Does free will exist? How do you get NWO money? Is there an alternative to SPSS? Questions that matter, and all topics of the annual ABC brain Day, on 23 June this year in de Brakke Grond.
The day started off with a workshop by Eelco van Dongen from the Netherlands Organisation for Scientific Research (NWO). Van Dongen explained the history and working of NWO, exciting internship opportunities at NWO for PhD students, and highly important for all of us brain scientist, he informed us on the national initiative for brain and cognition to support new research.
We do indeed need more brain and cognition research, because what we have done so far does not replicate. Despite the tremendous replication crisis, Eric-Jan Wagenmakers stayed calm and told us why we have this crisis and what to do about it. He started with a methodology crash course and explained why you should not derive your hypotheses from, and test on, the same data. He promoted open science and for instance pointed at the the possibilities of pre-registration, a revolutionary opportunity to get future null-findings published. Talking about null-findings and the limitations that framework has anyway, Wagenmakers discussed a fresh way to do statistics, the Bayesian way, implemented in just another statistical package.
After the two talks it was time for lunch and demonstrations: a mobile EEG system from ANT Neuro, state-of-the art eye tracking, Virtual reality, and TMS. It was exciting to see the many technical developments and possibilities. The demonstrations were followed by a unique chance to meet (and maybe match with) the PI’s during the speed-date.
John Dylan Haynes, famous for using brain imaging to figure out what you will do before you know it yourself, gave the keynote lecture: “What does neuroscience tell us about free will?”. He didn’t shy away from some controversies and got everyone ready for the free-will debate later, in which he was also one of the panel members.
After the keynote lecture, Claire Stevenson told the audience about her research based on her previously won creative mind award. She attempted to mathematically model creativity, an interesting approach to how we create new ideas. This was followed by a debate between Han van der Maas and Victor Lamme on the essence of psychology. Should psychology be mostly driven by cognitive research (van der Maas), or are brain-based approaches (Lamme) the future?

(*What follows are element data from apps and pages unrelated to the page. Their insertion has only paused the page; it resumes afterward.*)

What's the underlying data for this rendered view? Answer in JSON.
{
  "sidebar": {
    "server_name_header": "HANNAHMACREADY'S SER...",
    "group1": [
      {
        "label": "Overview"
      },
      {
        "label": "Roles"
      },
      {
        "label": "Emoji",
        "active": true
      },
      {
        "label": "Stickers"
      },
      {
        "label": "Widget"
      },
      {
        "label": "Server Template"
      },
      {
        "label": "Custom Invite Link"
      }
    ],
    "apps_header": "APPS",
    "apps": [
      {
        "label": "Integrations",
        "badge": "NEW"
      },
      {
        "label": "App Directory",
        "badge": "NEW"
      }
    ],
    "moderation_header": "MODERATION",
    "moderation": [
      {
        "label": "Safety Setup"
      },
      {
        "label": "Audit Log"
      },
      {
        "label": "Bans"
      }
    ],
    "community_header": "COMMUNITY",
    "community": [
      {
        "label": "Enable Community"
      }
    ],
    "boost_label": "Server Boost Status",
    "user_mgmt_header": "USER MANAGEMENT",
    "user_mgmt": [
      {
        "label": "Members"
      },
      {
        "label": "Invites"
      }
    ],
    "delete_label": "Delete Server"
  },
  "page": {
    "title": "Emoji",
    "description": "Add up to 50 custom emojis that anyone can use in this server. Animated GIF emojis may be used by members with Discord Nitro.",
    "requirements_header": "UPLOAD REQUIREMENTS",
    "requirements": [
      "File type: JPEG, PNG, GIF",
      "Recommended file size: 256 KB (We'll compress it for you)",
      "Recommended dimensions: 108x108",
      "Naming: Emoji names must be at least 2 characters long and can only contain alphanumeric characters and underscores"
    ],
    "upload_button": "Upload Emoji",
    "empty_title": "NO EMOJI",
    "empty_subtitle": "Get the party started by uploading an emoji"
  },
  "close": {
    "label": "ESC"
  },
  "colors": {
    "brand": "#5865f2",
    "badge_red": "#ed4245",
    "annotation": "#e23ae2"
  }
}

But before we got to the final debate, it was time for the food buffet, and in the meantime the poster session and award! There was a diverse range of topics and excellent posters, and all posters were judged by an expert-panel. As with any competition, only one can win, and Suzanne Hoogeveen received the poster award for her poster titled: "Did I do that? Expectancy effects of transcranial stimulation on error-related negativity and the sense of agency”.
The program ended with a debate on the question that is on everyone’s mind: Does free will exist? Marte Otten moderated a session with free-will experts Yair Pinto, Victor Lamme, John Dylan Haynes and Maureen Sie. There were (almost) as many points of views as there were discussants: Pinto thinks we do have free will, Lamme not so much, Sie and Haynes were somewhat in between. We may never find out who was right and there was clearly enough to still talk about afterwards, during the drinks and dancing, when the brain day became the brain night.